Goal of the exercise
Without the images, output every record exactly as it appears.

Information
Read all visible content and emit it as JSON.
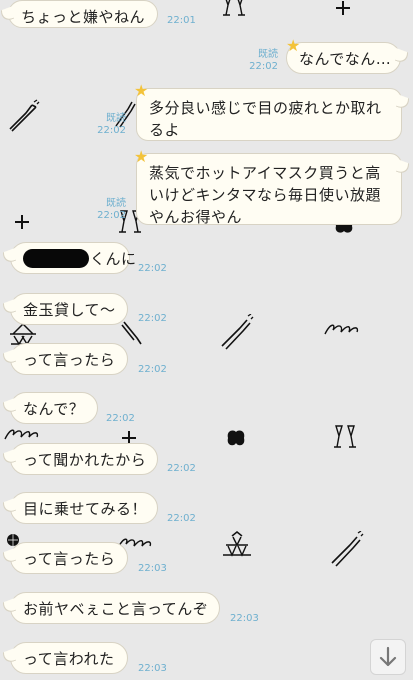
{
  "messages": [
    {
      "text": "ちょっと嫌やねん",
      "time": "22:01"
    },
    {
      "text": "なんでなん…",
      "read": "既読",
      "time": "22:02"
    },
    {
      "text": "多分良い感じで目の疲れとか取れるよ",
      "read": "既読",
      "time": "22:02"
    },
    {
      "text": "蒸気でホットアイマスク買うと高いけどキンタマなら毎日使い放題やんお得やん",
      "read": "既読",
      "time": "22:02"
    },
    {
      "text": "くんに",
      "time": "22:02"
    },
    {
      "text": "金玉貸して〜",
      "time": "22:02"
    },
    {
      "text": "って言ったら",
      "time": "22:02"
    },
    {
      "text": "なんで？",
      "time": "22:02"
    },
    {
      "text": "って聞かれたから",
      "time": "22:02"
    },
    {
      "text": "目に乗せてみる！",
      "time": "22:02"
    },
    {
      "text": "って言ったら",
      "time": "22:03"
    },
    {
      "text": "お前ヤベぇこと言ってんぞ",
      "time": "22:03"
    },
    {
      "text": "って言われた",
      "time": "22:03"
    }
  ],
  "icons": {
    "star": "star-icon",
    "scroll_down": "arrow-down-icon"
  },
  "colors": {
    "background": "#e8e8e8",
    "bubble": "#fffdf3",
    "meta": "#6fb0cf",
    "star": "#f3c33a"
  }
}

Solution
Read all visible content and emit it as JSON.
{
  "messages": [
    {
      "text": "ちょっと嫌やねん",
      "time": "22:01"
    },
    {
      "text": "なんでなん…",
      "read": "既読",
      "time": "22:02"
    },
    {
      "text": "多分良い感じで目の疲れとか取れるよ",
      "read": "既読",
      "time": "22:02"
    },
    {
      "text": "蒸気でホットアイマスク買うと高いけどキンタマなら毎日使い放題やんお得やん",
      "read": "既読",
      "time": "22:02"
    },
    {
      "text": "くんに",
      "time": "22:02"
    },
    {
      "text": "金玉貸して〜",
      "time": "22:02"
    },
    {
      "text": "って言ったら",
      "time": "22:02"
    },
    {
      "text": "なんで？",
      "time": "22:02"
    },
    {
      "text": "って聞かれたから",
      "time": "22:02"
    },
    {
      "text": "目に乗せてみる！",
      "time": "22:02"
    },
    {
      "text": "って言ったら",
      "time": "22:03"
    },
    {
      "text": "お前ヤベぇこと言ってんぞ",
      "time": "22:03"
    },
    {
      "text": "って言われた",
      "time": "22:03"
    }
  ],
  "icons": {
    "star": "star-icon",
    "scroll_down": "arrow-down-icon"
  },
  "colors": {
    "background": "#e8e8e8",
    "bubble": "#fffdf3",
    "meta": "#6fb0cf",
    "star": "#f3c33a"
  }
}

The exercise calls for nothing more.